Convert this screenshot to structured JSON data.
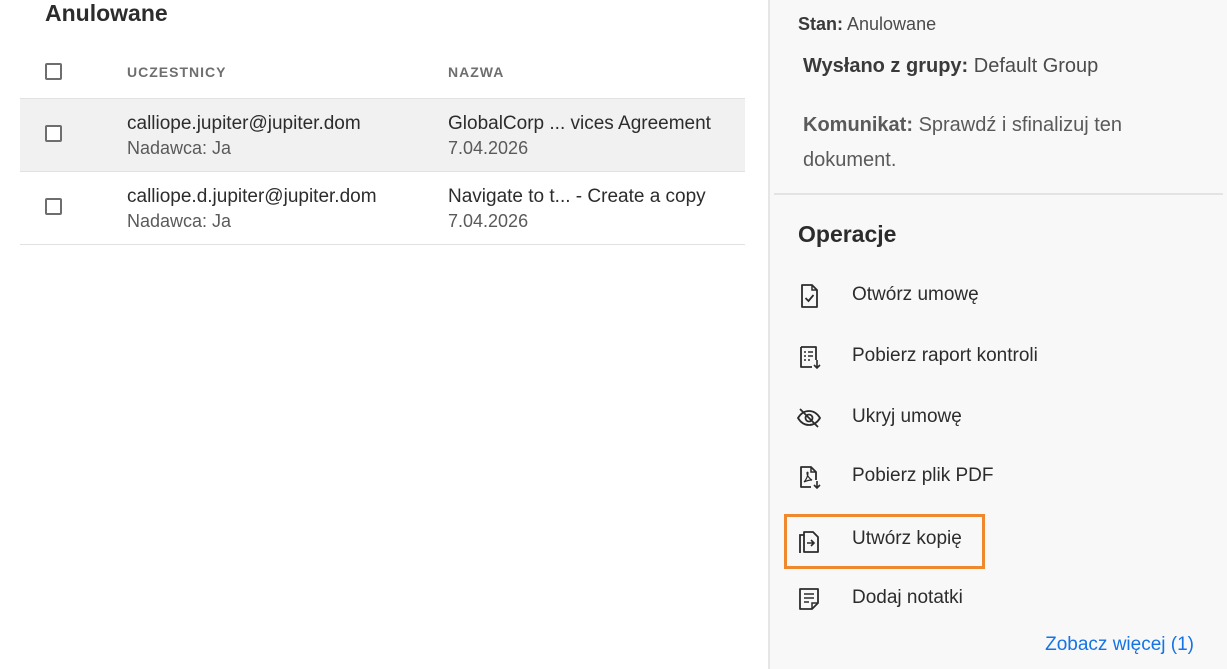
{
  "list": {
    "section_title": "Anulowane",
    "columns": {
      "participants": "UCZESTNICY",
      "name": "NAZWA"
    },
    "rows": [
      {
        "participant": "calliope.jupiter@jupiter.dom",
        "sender": "Nadawca: Ja",
        "name": "GlobalCorp ...  vices Agreement",
        "date": "7.04.2026",
        "selected": true
      },
      {
        "participant": "calliope.d.jupiter@jupiter.dom",
        "sender": "Nadawca: Ja",
        "name": "Navigate to t...  - Create a copy",
        "date": "7.04.2026",
        "selected": false
      }
    ]
  },
  "details": {
    "status_label": "Stan:",
    "status_value": "Anulowane",
    "group_label": "Wysłano z grupy:",
    "group_value": "Default Group",
    "message_label": "Komunikat:",
    "message_value": "Sprawdź i sfinalizuj ten",
    "message_value_line2": "dokument."
  },
  "operations": {
    "title": "Operacje",
    "items": [
      {
        "label": "Otwórz umowę",
        "icon": "document-check-icon"
      },
      {
        "label": "Pobierz raport kontroli",
        "icon": "audit-report-download-icon"
      },
      {
        "label": "Ukryj umowę",
        "icon": "eye-hidden-icon"
      },
      {
        "label": "Pobierz plik PDF",
        "icon": "pdf-download-icon"
      },
      {
        "label": "Utwórz kopię",
        "icon": "copy-document-icon",
        "highlighted": true
      },
      {
        "label": "Dodaj notatki",
        "icon": "notes-icon"
      }
    ],
    "see_more": "Zobacz więcej (1)"
  },
  "colors": {
    "accent_link": "#1473e6",
    "highlight_border": "#f0892e"
  }
}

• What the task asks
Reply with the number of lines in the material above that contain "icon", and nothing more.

• Result of this exercise
6